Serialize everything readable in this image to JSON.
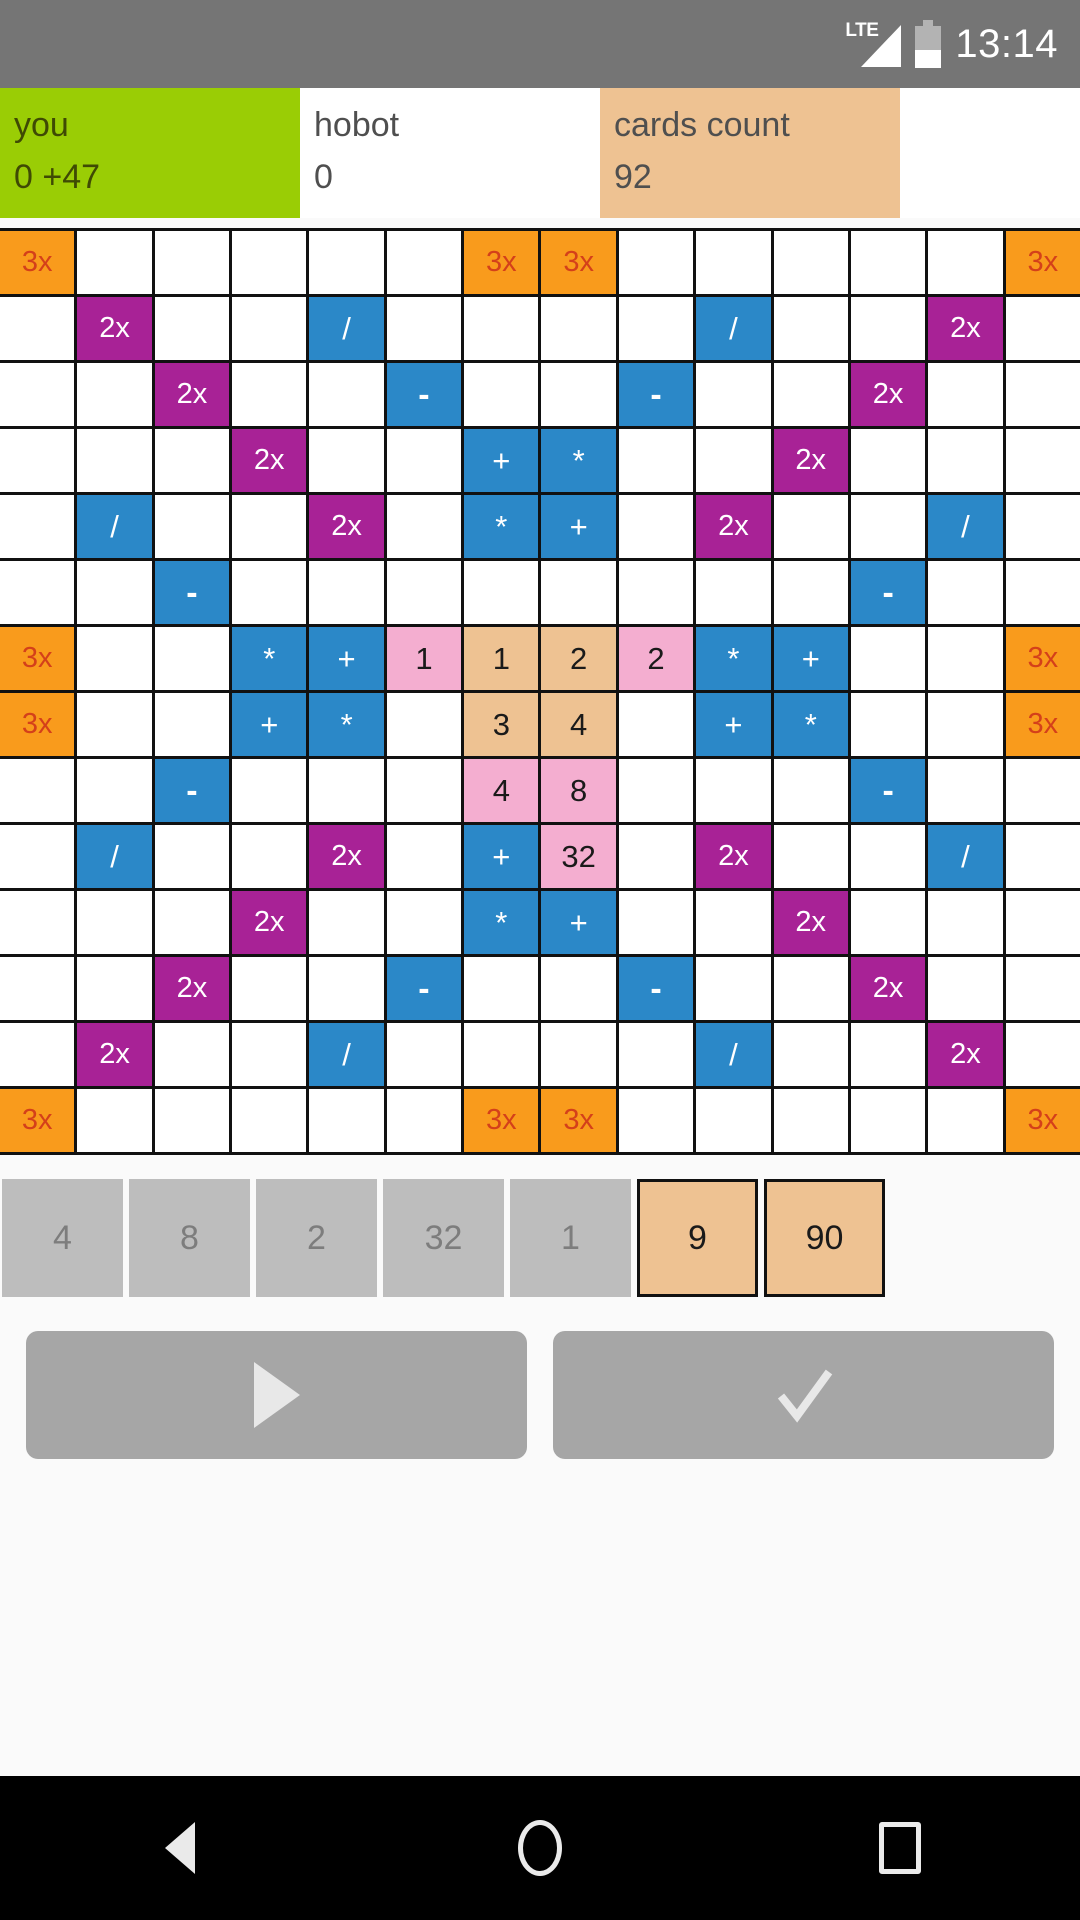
{
  "statusbar": {
    "network_label": "LTE",
    "network_icon": "signal-triangle-icon",
    "battery_icon": "battery-icon",
    "clock": "13:14"
  },
  "scorebar": {
    "you": {
      "label": "you",
      "score": "0",
      "bonus": "+47",
      "display": "0  +47",
      "color": "#9acd05"
    },
    "opponent": {
      "label": "hobot",
      "score": "0",
      "display": "0",
      "color": "#ffffff"
    },
    "cards": {
      "label": "cards count",
      "count": "92",
      "display": "92",
      "color": "#eec292"
    }
  },
  "legend": {
    "x3": "3x",
    "x2": "2x",
    "plus": "+",
    "minus": "-",
    "times": "*",
    "divide": "/"
  },
  "colors": {
    "bonus3x_bg": "#f99b1c",
    "bonus3x_fg": "#d4401a",
    "bonus2x_bg": "#a82296",
    "operator_bg": "#2b88c8",
    "tile_tan": "#eec292",
    "tile_pink": "#f4aed0",
    "board_line": "#111111",
    "used_card": "#bdbdbd"
  },
  "board": {
    "columns": 14,
    "rows": 14,
    "cells": [
      [
        {
          "t": "x3",
          "v": "3x"
        },
        {
          "t": "empty",
          "v": ""
        },
        {
          "t": "empty",
          "v": ""
        },
        {
          "t": "empty",
          "v": ""
        },
        {
          "t": "empty",
          "v": ""
        },
        {
          "t": "empty",
          "v": ""
        },
        {
          "t": "x3",
          "v": "3x"
        },
        {
          "t": "x3",
          "v": "3x"
        },
        {
          "t": "empty",
          "v": ""
        },
        {
          "t": "empty",
          "v": ""
        },
        {
          "t": "empty",
          "v": ""
        },
        {
          "t": "empty",
          "v": ""
        },
        {
          "t": "empty",
          "v": ""
        },
        {
          "t": "x3",
          "v": "3x"
        }
      ],
      [
        {
          "t": "empty",
          "v": ""
        },
        {
          "t": "x2",
          "v": "2x"
        },
        {
          "t": "empty",
          "v": ""
        },
        {
          "t": "empty",
          "v": ""
        },
        {
          "t": "op",
          "v": "/"
        },
        {
          "t": "empty",
          "v": ""
        },
        {
          "t": "empty",
          "v": ""
        },
        {
          "t": "empty",
          "v": ""
        },
        {
          "t": "empty",
          "v": ""
        },
        {
          "t": "op",
          "v": "/"
        },
        {
          "t": "empty",
          "v": ""
        },
        {
          "t": "empty",
          "v": ""
        },
        {
          "t": "x2",
          "v": "2x"
        },
        {
          "t": "empty",
          "v": ""
        }
      ],
      [
        {
          "t": "empty",
          "v": ""
        },
        {
          "t": "empty",
          "v": ""
        },
        {
          "t": "x2",
          "v": "2x"
        },
        {
          "t": "empty",
          "v": ""
        },
        {
          "t": "empty",
          "v": ""
        },
        {
          "t": "op",
          "v": "-"
        },
        {
          "t": "empty",
          "v": ""
        },
        {
          "t": "empty",
          "v": ""
        },
        {
          "t": "op",
          "v": "-"
        },
        {
          "t": "empty",
          "v": ""
        },
        {
          "t": "empty",
          "v": ""
        },
        {
          "t": "x2",
          "v": "2x"
        },
        {
          "t": "empty",
          "v": ""
        },
        {
          "t": "empty",
          "v": ""
        }
      ],
      [
        {
          "t": "empty",
          "v": ""
        },
        {
          "t": "empty",
          "v": ""
        },
        {
          "t": "empty",
          "v": ""
        },
        {
          "t": "x2",
          "v": "2x"
        },
        {
          "t": "empty",
          "v": ""
        },
        {
          "t": "empty",
          "v": ""
        },
        {
          "t": "op",
          "v": "+"
        },
        {
          "t": "op",
          "v": "*"
        },
        {
          "t": "empty",
          "v": ""
        },
        {
          "t": "empty",
          "v": ""
        },
        {
          "t": "x2",
          "v": "2x"
        },
        {
          "t": "empty",
          "v": ""
        },
        {
          "t": "empty",
          "v": ""
        },
        {
          "t": "empty",
          "v": ""
        }
      ],
      [
        {
          "t": "empty",
          "v": ""
        },
        {
          "t": "op",
          "v": "/"
        },
        {
          "t": "empty",
          "v": ""
        },
        {
          "t": "empty",
          "v": ""
        },
        {
          "t": "x2",
          "v": "2x"
        },
        {
          "t": "empty",
          "v": ""
        },
        {
          "t": "op",
          "v": "*"
        },
        {
          "t": "op",
          "v": "+"
        },
        {
          "t": "empty",
          "v": ""
        },
        {
          "t": "x2",
          "v": "2x"
        },
        {
          "t": "empty",
          "v": ""
        },
        {
          "t": "empty",
          "v": ""
        },
        {
          "t": "op",
          "v": "/"
        },
        {
          "t": "empty",
          "v": ""
        }
      ],
      [
        {
          "t": "empty",
          "v": ""
        },
        {
          "t": "empty",
          "v": ""
        },
        {
          "t": "op",
          "v": "-"
        },
        {
          "t": "empty",
          "v": ""
        },
        {
          "t": "empty",
          "v": ""
        },
        {
          "t": "empty",
          "v": ""
        },
        {
          "t": "empty",
          "v": ""
        },
        {
          "t": "empty",
          "v": ""
        },
        {
          "t": "empty",
          "v": ""
        },
        {
          "t": "empty",
          "v": ""
        },
        {
          "t": "empty",
          "v": ""
        },
        {
          "t": "op",
          "v": "-"
        },
        {
          "t": "empty",
          "v": ""
        },
        {
          "t": "empty",
          "v": ""
        }
      ],
      [
        {
          "t": "x3",
          "v": "3x"
        },
        {
          "t": "empty",
          "v": ""
        },
        {
          "t": "empty",
          "v": ""
        },
        {
          "t": "op",
          "v": "*"
        },
        {
          "t": "op",
          "v": "+"
        },
        {
          "t": "pnk",
          "v": "1"
        },
        {
          "t": "tan",
          "v": "1"
        },
        {
          "t": "tan",
          "v": "2"
        },
        {
          "t": "pnk",
          "v": "2"
        },
        {
          "t": "op",
          "v": "*"
        },
        {
          "t": "op",
          "v": "+"
        },
        {
          "t": "empty",
          "v": ""
        },
        {
          "t": "empty",
          "v": ""
        },
        {
          "t": "x3",
          "v": "3x"
        }
      ],
      [
        {
          "t": "x3",
          "v": "3x"
        },
        {
          "t": "empty",
          "v": ""
        },
        {
          "t": "empty",
          "v": ""
        },
        {
          "t": "op",
          "v": "+"
        },
        {
          "t": "op",
          "v": "*"
        },
        {
          "t": "empty",
          "v": ""
        },
        {
          "t": "tan",
          "v": "3"
        },
        {
          "t": "tan",
          "v": "4"
        },
        {
          "t": "empty",
          "v": ""
        },
        {
          "t": "op",
          "v": "+"
        },
        {
          "t": "op",
          "v": "*"
        },
        {
          "t": "empty",
          "v": ""
        },
        {
          "t": "empty",
          "v": ""
        },
        {
          "t": "x3",
          "v": "3x"
        }
      ],
      [
        {
          "t": "empty",
          "v": ""
        },
        {
          "t": "empty",
          "v": ""
        },
        {
          "t": "op",
          "v": "-"
        },
        {
          "t": "empty",
          "v": ""
        },
        {
          "t": "empty",
          "v": ""
        },
        {
          "t": "empty",
          "v": ""
        },
        {
          "t": "pnk",
          "v": "4"
        },
        {
          "t": "pnk",
          "v": "8"
        },
        {
          "t": "empty",
          "v": ""
        },
        {
          "t": "empty",
          "v": ""
        },
        {
          "t": "empty",
          "v": ""
        },
        {
          "t": "op",
          "v": "-"
        },
        {
          "t": "empty",
          "v": ""
        },
        {
          "t": "empty",
          "v": ""
        }
      ],
      [
        {
          "t": "empty",
          "v": ""
        },
        {
          "t": "op",
          "v": "/"
        },
        {
          "t": "empty",
          "v": ""
        },
        {
          "t": "empty",
          "v": ""
        },
        {
          "t": "x2",
          "v": "2x"
        },
        {
          "t": "empty",
          "v": ""
        },
        {
          "t": "op",
          "v": "+"
        },
        {
          "t": "pnk",
          "v": "32"
        },
        {
          "t": "empty",
          "v": ""
        },
        {
          "t": "x2",
          "v": "2x"
        },
        {
          "t": "empty",
          "v": ""
        },
        {
          "t": "empty",
          "v": ""
        },
        {
          "t": "op",
          "v": "/"
        },
        {
          "t": "empty",
          "v": ""
        }
      ],
      [
        {
          "t": "empty",
          "v": ""
        },
        {
          "t": "empty",
          "v": ""
        },
        {
          "t": "empty",
          "v": ""
        },
        {
          "t": "x2",
          "v": "2x"
        },
        {
          "t": "empty",
          "v": ""
        },
        {
          "t": "empty",
          "v": ""
        },
        {
          "t": "op",
          "v": "*"
        },
        {
          "t": "op",
          "v": "+"
        },
        {
          "t": "empty",
          "v": ""
        },
        {
          "t": "empty",
          "v": ""
        },
        {
          "t": "x2",
          "v": "2x"
        },
        {
          "t": "empty",
          "v": ""
        },
        {
          "t": "empty",
          "v": ""
        },
        {
          "t": "empty",
          "v": ""
        }
      ],
      [
        {
          "t": "empty",
          "v": ""
        },
        {
          "t": "empty",
          "v": ""
        },
        {
          "t": "x2",
          "v": "2x"
        },
        {
          "t": "empty",
          "v": ""
        },
        {
          "t": "empty",
          "v": ""
        },
        {
          "t": "op",
          "v": "-"
        },
        {
          "t": "empty",
          "v": ""
        },
        {
          "t": "empty",
          "v": ""
        },
        {
          "t": "op",
          "v": "-"
        },
        {
          "t": "empty",
          "v": ""
        },
        {
          "t": "empty",
          "v": ""
        },
        {
          "t": "x2",
          "v": "2x"
        },
        {
          "t": "empty",
          "v": ""
        },
        {
          "t": "empty",
          "v": ""
        }
      ],
      [
        {
          "t": "empty",
          "v": ""
        },
        {
          "t": "x2",
          "v": "2x"
        },
        {
          "t": "empty",
          "v": ""
        },
        {
          "t": "empty",
          "v": ""
        },
        {
          "t": "op",
          "v": "/"
        },
        {
          "t": "empty",
          "v": ""
        },
        {
          "t": "empty",
          "v": ""
        },
        {
          "t": "empty",
          "v": ""
        },
        {
          "t": "empty",
          "v": ""
        },
        {
          "t": "op",
          "v": "/"
        },
        {
          "t": "empty",
          "v": ""
        },
        {
          "t": "empty",
          "v": ""
        },
        {
          "t": "x2",
          "v": "2x"
        },
        {
          "t": "empty",
          "v": ""
        }
      ],
      [
        {
          "t": "x3",
          "v": "3x"
        },
        {
          "t": "empty",
          "v": ""
        },
        {
          "t": "empty",
          "v": ""
        },
        {
          "t": "empty",
          "v": ""
        },
        {
          "t": "empty",
          "v": ""
        },
        {
          "t": "empty",
          "v": ""
        },
        {
          "t": "x3",
          "v": "3x"
        },
        {
          "t": "x3",
          "v": "3x"
        },
        {
          "t": "empty",
          "v": ""
        },
        {
          "t": "empty",
          "v": ""
        },
        {
          "t": "empty",
          "v": ""
        },
        {
          "t": "empty",
          "v": ""
        },
        {
          "t": "empty",
          "v": ""
        },
        {
          "t": "x3",
          "v": "3x"
        }
      ]
    ]
  },
  "hand": {
    "cards": [
      {
        "value": "4",
        "state": "used"
      },
      {
        "value": "8",
        "state": "used"
      },
      {
        "value": "2",
        "state": "used"
      },
      {
        "value": "32",
        "state": "used"
      },
      {
        "value": "1",
        "state": "used"
      },
      {
        "value": "9",
        "state": "available"
      },
      {
        "value": "90",
        "state": "available"
      }
    ]
  },
  "actions": {
    "play": {
      "icon": "play-triangle-icon",
      "label": ""
    },
    "confirm": {
      "icon": "check-icon",
      "label": ""
    }
  },
  "navbar": {
    "back": "back-triangle-icon",
    "home": "home-circle-icon",
    "recents": "recents-square-icon"
  }
}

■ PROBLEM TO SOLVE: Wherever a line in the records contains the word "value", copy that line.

■ REPLY:
        "value": "4",
        "value": "8",
        "value": "2",
        "value": "32",
        "value": "1",
        "value": "9",
        "value": "90",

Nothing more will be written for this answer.